=== Your goal ===
Print the records below exactly as they appear.

++++ Input data ++++

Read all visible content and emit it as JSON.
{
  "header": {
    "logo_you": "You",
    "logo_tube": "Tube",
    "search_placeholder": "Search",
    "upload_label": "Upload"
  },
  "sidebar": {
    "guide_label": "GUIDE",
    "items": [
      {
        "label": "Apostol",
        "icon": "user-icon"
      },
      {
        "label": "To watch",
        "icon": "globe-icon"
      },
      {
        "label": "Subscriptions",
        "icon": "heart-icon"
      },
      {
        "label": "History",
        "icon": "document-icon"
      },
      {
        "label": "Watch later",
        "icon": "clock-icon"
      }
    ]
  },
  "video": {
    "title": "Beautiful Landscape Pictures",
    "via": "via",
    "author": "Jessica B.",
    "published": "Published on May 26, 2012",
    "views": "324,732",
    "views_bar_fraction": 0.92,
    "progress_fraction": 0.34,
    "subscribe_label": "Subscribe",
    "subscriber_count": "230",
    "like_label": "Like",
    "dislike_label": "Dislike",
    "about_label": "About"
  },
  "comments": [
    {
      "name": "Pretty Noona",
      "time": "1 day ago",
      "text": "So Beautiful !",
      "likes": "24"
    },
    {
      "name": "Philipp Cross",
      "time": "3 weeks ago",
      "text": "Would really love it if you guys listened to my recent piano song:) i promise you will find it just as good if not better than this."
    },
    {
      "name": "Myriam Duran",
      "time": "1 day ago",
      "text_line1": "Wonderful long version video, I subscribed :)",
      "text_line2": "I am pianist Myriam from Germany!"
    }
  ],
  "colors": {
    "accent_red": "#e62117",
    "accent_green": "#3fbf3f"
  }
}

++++

=== Solution below ===
Read all visible content and emit it as JSON.
{
  "header": {
    "logo_you": "You",
    "logo_tube": "Tube",
    "search_placeholder": "Search",
    "upload_label": "Upload"
  },
  "sidebar": {
    "guide_label": "GUIDE",
    "items": [
      {
        "label": "Apostol",
        "icon": "user-icon"
      },
      {
        "label": "To watch",
        "icon": "globe-icon"
      },
      {
        "label": "Subscriptions",
        "icon": "heart-icon"
      },
      {
        "label": "History",
        "icon": "document-icon"
      },
      {
        "label": "Watch later",
        "icon": "clock-icon"
      }
    ]
  },
  "video": {
    "title": "Beautiful Landscape Pictures",
    "via": "via",
    "author": "Jessica B.",
    "published": "Published on May 26, 2012",
    "views": "324,732",
    "views_bar_fraction": 0.92,
    "progress_fraction": 0.34,
    "subscribe_label": "Subscribe",
    "subscriber_count": "230",
    "like_label": "Like",
    "dislike_label": "Dislike",
    "about_label": "About"
  },
  "comments": [
    {
      "name": "Pretty Noona",
      "time": "1 day ago",
      "text": "So Beautiful !",
      "likes": "24"
    },
    {
      "name": "Philipp Cross",
      "time": "3 weeks ago",
      "text": "Would really love it if you guys listened to my recent piano song:) i promise you will find it just as good if not better than this."
    },
    {
      "name": "Myriam Duran",
      "time": "1 day ago",
      "text_line1": "Wonderful long version video, I subscribed :)",
      "text_line2": "I am pianist Myriam from Germany!"
    }
  ],
  "colors": {
    "accent_red": "#e62117",
    "accent_green": "#3fbf3f"
  }
}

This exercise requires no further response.